• **Information given**
=== Begin Enclosure ===

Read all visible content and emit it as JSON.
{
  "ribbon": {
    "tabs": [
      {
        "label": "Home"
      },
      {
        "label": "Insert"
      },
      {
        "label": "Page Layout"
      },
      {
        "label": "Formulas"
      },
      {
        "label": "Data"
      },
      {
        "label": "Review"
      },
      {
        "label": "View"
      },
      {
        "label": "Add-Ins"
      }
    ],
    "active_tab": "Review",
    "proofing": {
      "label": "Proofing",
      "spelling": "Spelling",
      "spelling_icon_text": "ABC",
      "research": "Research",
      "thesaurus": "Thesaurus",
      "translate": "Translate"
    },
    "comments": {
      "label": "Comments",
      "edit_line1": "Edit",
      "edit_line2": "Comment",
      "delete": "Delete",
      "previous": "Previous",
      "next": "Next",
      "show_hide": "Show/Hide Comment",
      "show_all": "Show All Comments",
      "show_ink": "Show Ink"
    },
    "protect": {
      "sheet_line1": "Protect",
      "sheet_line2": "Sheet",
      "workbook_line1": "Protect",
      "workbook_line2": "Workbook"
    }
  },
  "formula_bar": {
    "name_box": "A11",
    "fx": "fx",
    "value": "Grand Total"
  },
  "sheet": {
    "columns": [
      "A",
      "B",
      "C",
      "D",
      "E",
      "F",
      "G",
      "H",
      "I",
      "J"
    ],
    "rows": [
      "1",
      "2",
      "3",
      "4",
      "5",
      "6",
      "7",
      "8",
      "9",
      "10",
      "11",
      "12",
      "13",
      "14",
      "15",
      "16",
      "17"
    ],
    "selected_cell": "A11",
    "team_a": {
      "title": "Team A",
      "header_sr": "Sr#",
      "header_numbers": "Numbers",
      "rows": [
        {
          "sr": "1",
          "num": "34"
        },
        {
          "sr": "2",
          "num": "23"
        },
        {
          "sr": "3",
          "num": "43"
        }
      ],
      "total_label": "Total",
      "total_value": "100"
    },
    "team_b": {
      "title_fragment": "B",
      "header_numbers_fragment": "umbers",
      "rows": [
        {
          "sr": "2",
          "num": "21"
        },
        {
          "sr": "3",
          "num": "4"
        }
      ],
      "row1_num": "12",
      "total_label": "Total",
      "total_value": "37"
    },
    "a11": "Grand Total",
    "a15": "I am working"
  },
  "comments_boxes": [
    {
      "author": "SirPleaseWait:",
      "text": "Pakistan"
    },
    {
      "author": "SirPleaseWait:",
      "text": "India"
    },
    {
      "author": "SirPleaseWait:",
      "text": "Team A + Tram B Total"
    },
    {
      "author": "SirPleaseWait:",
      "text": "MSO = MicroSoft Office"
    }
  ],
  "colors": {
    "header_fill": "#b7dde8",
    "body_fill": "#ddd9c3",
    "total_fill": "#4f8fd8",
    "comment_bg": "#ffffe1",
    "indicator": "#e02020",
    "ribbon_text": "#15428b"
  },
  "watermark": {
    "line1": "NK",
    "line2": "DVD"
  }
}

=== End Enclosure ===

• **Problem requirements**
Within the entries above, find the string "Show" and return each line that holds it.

• **Exercise result**
      "show_hide": "Show/Hide Comment",
      "show_all": "Show All Comments",
      "show_ink": "Show Ink"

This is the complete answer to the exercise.